Jeanne Sawyer also wrote a similar letter, and got nearly the exact same response (form letter). But the more people who write, the more likely they are to reverse their decision and make an exception for fragile musicial instruments.

US Airways

US Airways policy (“QRM” possibly old policy name, as of Nov 2004) is that “small musical instruments, such as violins and banjos, will be accepted as your free carry-on baggage item, provided that you have met the US Airways baggage limits and that the instrument, including the case, is within the following dimensions: 49″L x 16″W x 10″H. Musical instruments that exceed these limits must be handled as checked baggage (see checked baggage) or a seat may be purchased for the instrument (see seat baggage)”. Their policy is listed here.
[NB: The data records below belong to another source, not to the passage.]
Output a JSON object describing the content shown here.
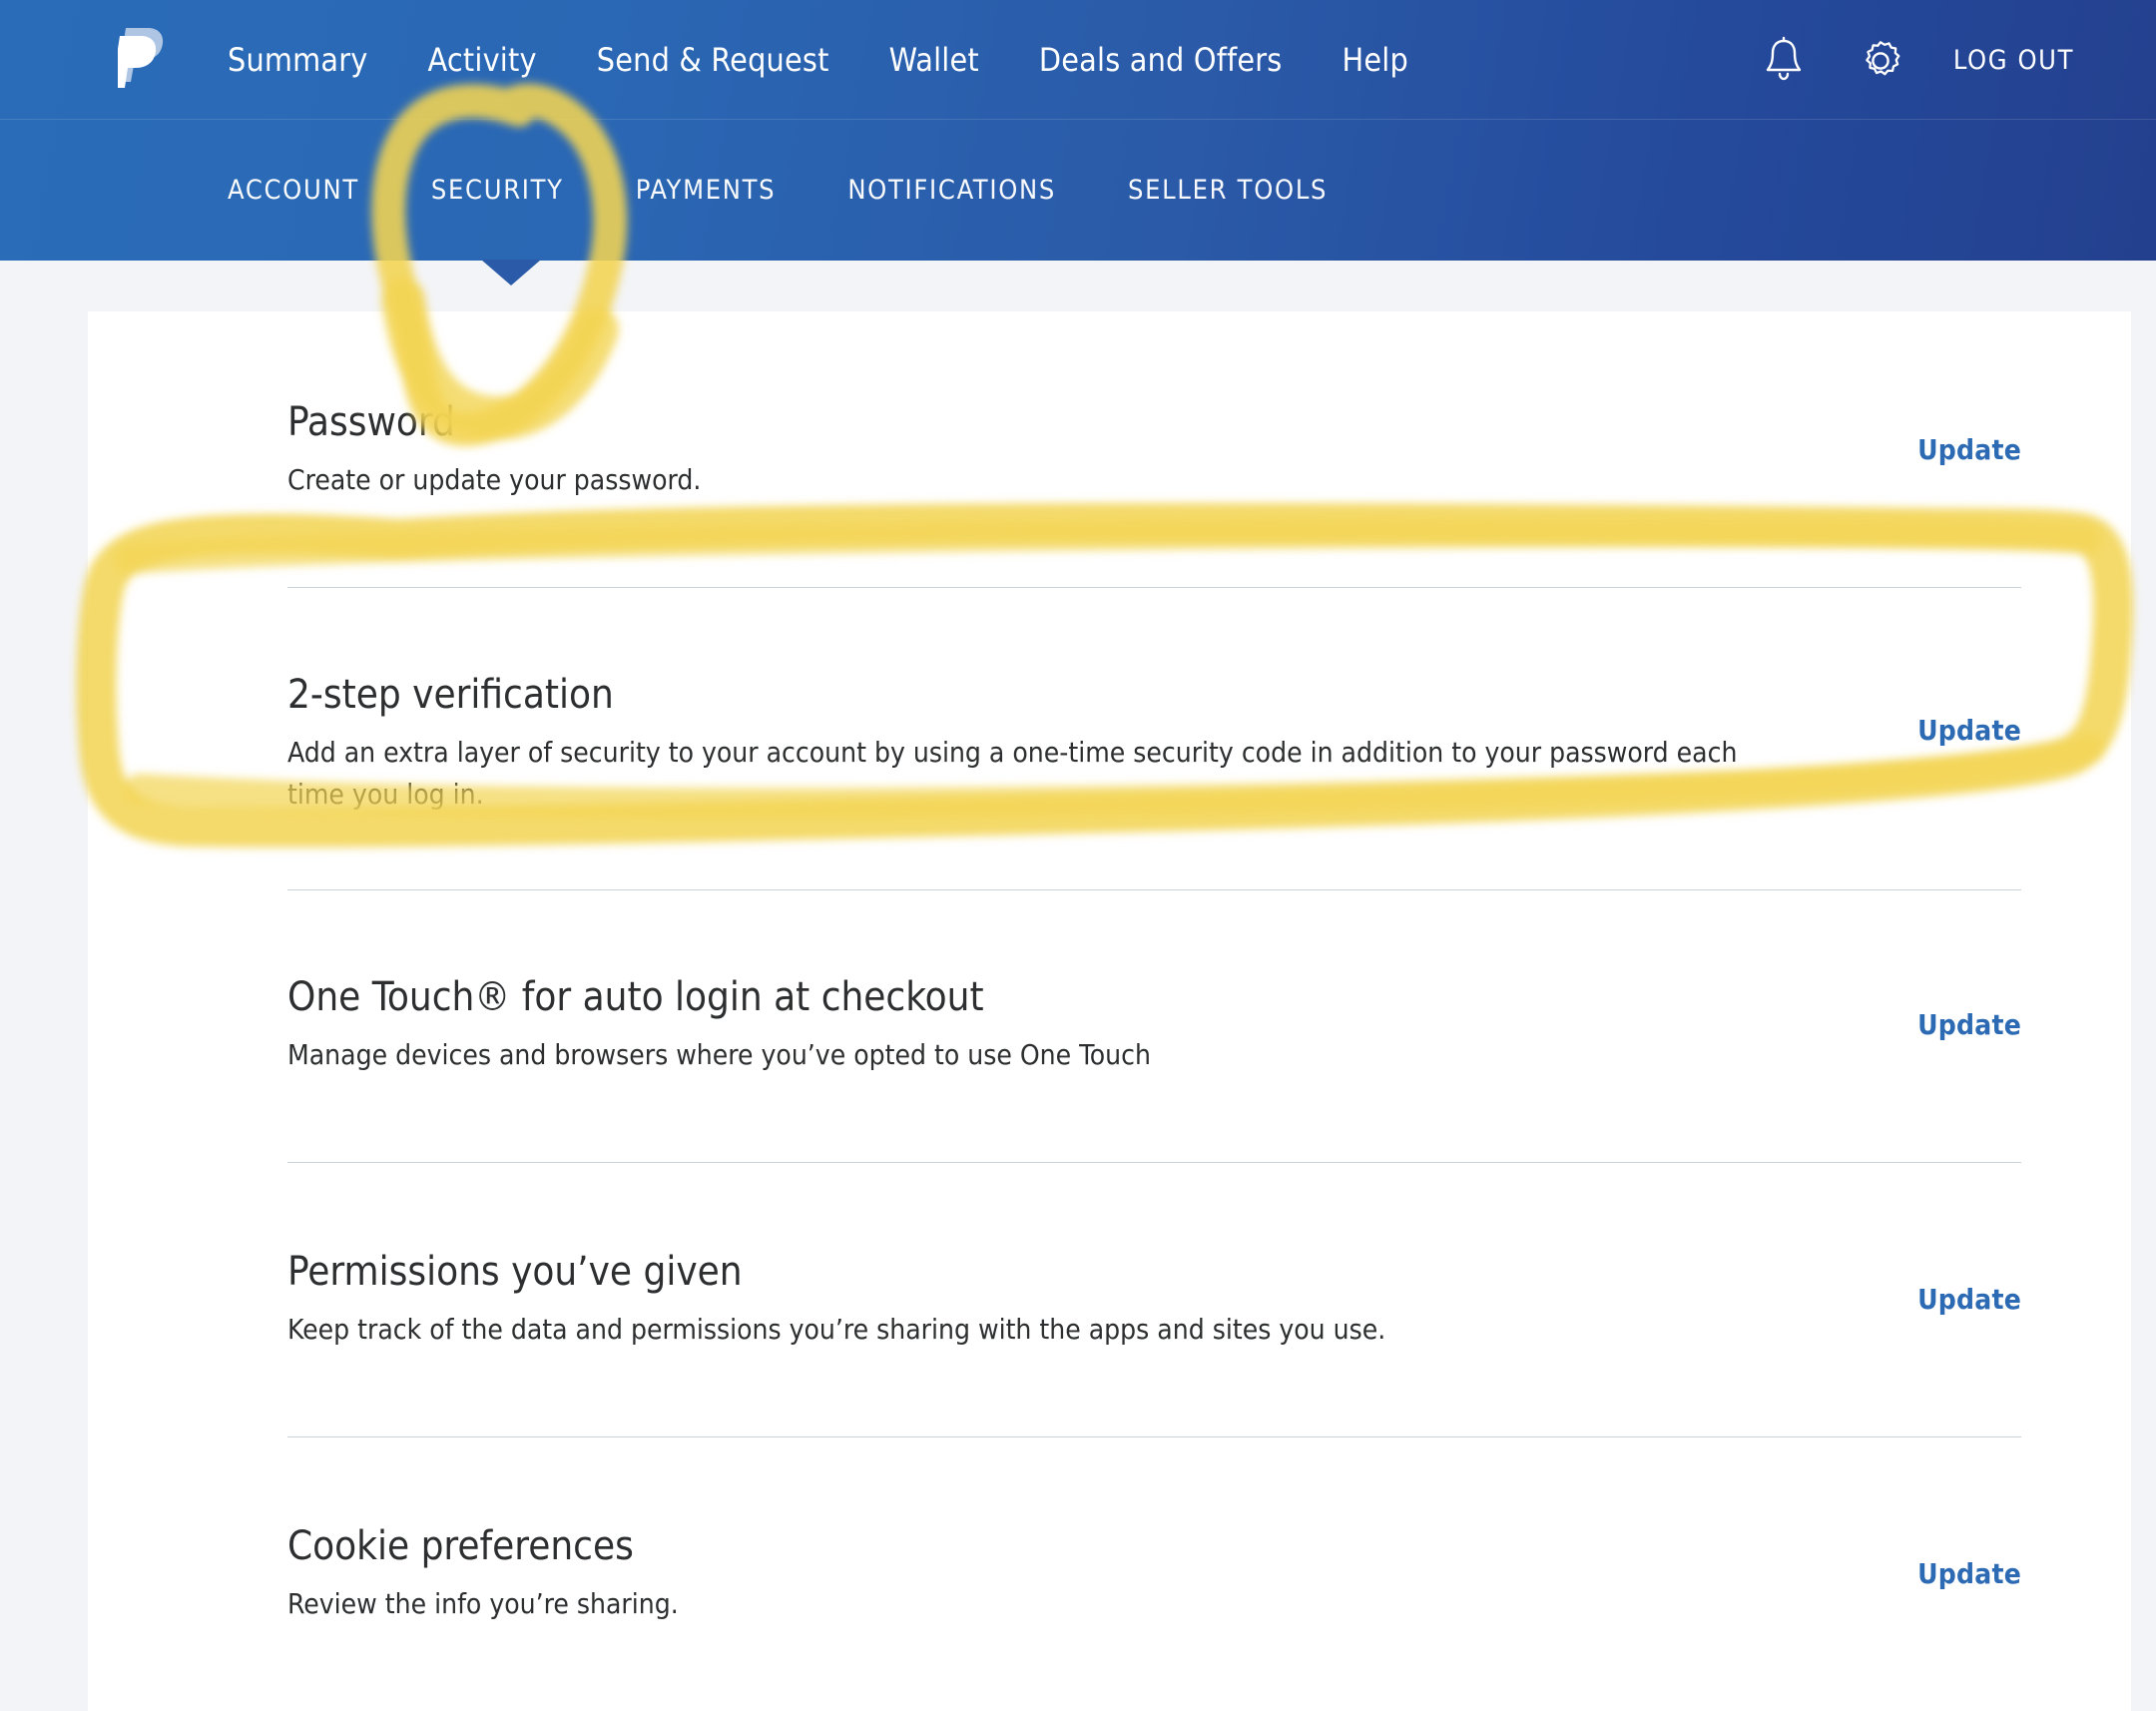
{
  "header": {
    "logo_name": "paypal-logo",
    "primary_nav": [
      {
        "label": "Summary"
      },
      {
        "label": "Activity"
      },
      {
        "label": "Send & Request"
      },
      {
        "label": "Wallet"
      },
      {
        "label": "Deals and Offers"
      },
      {
        "label": "Help"
      }
    ],
    "bell_icon": "bell-icon",
    "gear_icon": "gear-icon",
    "logout_label": "LOG OUT",
    "secondary_nav": [
      {
        "label": "ACCOUNT",
        "active": false
      },
      {
        "label": "SECURITY",
        "active": true
      },
      {
        "label": "PAYMENTS",
        "active": false
      },
      {
        "label": "NOTIFICATIONS",
        "active": false
      },
      {
        "label": "SELLER TOOLS",
        "active": false
      }
    ]
  },
  "settings": {
    "sections": [
      {
        "title": "Password",
        "description": "Create or update your password.",
        "action": "Update"
      },
      {
        "title": "2-step verification",
        "description": "Add an extra layer of security to your account by using a one-time security code in addition to your password each time you log in.",
        "action": "Update"
      },
      {
        "title": "One Touch® for auto login at checkout",
        "description": "Manage devices and browsers where you’ve opted to use One Touch",
        "action": "Update"
      },
      {
        "title": "Permissions you’ve given",
        "description": "Keep track of the data and permissions you’re sharing with the apps and sites you use.",
        "action": "Update"
      },
      {
        "title": "Cookie preferences",
        "description": "Review the info you’re sharing.",
        "action": "Update"
      }
    ]
  },
  "annotations": {
    "highlighter_color": "#f2d452",
    "circle_target": "SECURITY",
    "box_target": "2-step verification"
  },
  "colors": {
    "header_left": "#2a6cb8",
    "header_right": "#23408e",
    "page_background": "#f3f4f8",
    "card_background": "#ffffff",
    "link_blue": "#2c6ab4",
    "text": "#2c2e2f",
    "divider": "#cbd2d6"
  }
}
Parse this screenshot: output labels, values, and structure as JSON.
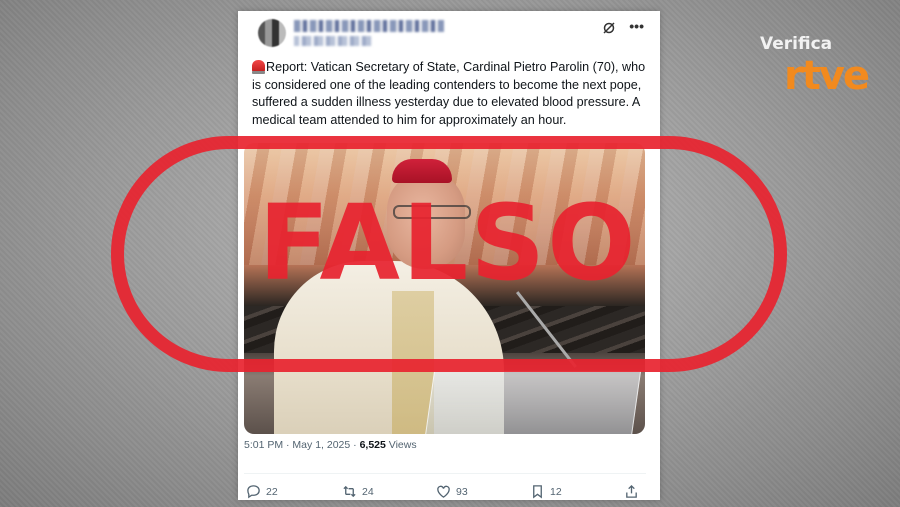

It just doesn’t seem fair that banjos should be mentioned by name, and not nyckelharpas…

SAS (Scandinavian Airlines)

According to their website, when traveling in Economy Class (including Economy Flex) you are allowed one piece of cabin baggage, maximum weight 8 kg. Size: 23x40x55 cm, though the sum of these three measurements may not exceed 115 cm. When traveling in Business Class you are allowed two pieces of cabin baggage, maximum weight 8 kg each. Size: 23x40x55 cm, though the sum of these three measurements may not exceed 115 cm per piece.

I have personally flown with my nyckelharpa on SAS, both within Scandinavia (small plane) and on trans-atlantic flights. I’ve never had a problem. In fact, the flight attendants have allowed me to put the nyckelharpa in the front closet on occasion.

Putting it all in perspective:

And finally, some good quotes from nyckelharpa players:

Paul Jordan-Smith: “be nonchalant and don’t raise the issue — let them do it; and be prepared to open the case. All those keys scare the bejesus out of attendants.”

Sheila Morris (who flew to Sweden recently with one harpa, and returned with two) on United Airlines’ new policy regarding carry-ons: “I can’t get anywhere near the gate with a nyckelharpa, in a hard case or in a soft one. They are stopping every bag longer than 24 inches at the security checkpoint before you head out to the gates. It can ride the conveyor through the scanner, then they tell you you have to check it. Every bag. No exceptions other than wheelchairs. None, zero, zip. No nyckelharpas. No guitars. Some, but not all, fiddle cases qualify.”

“I guess I won’t be flying United much any more. “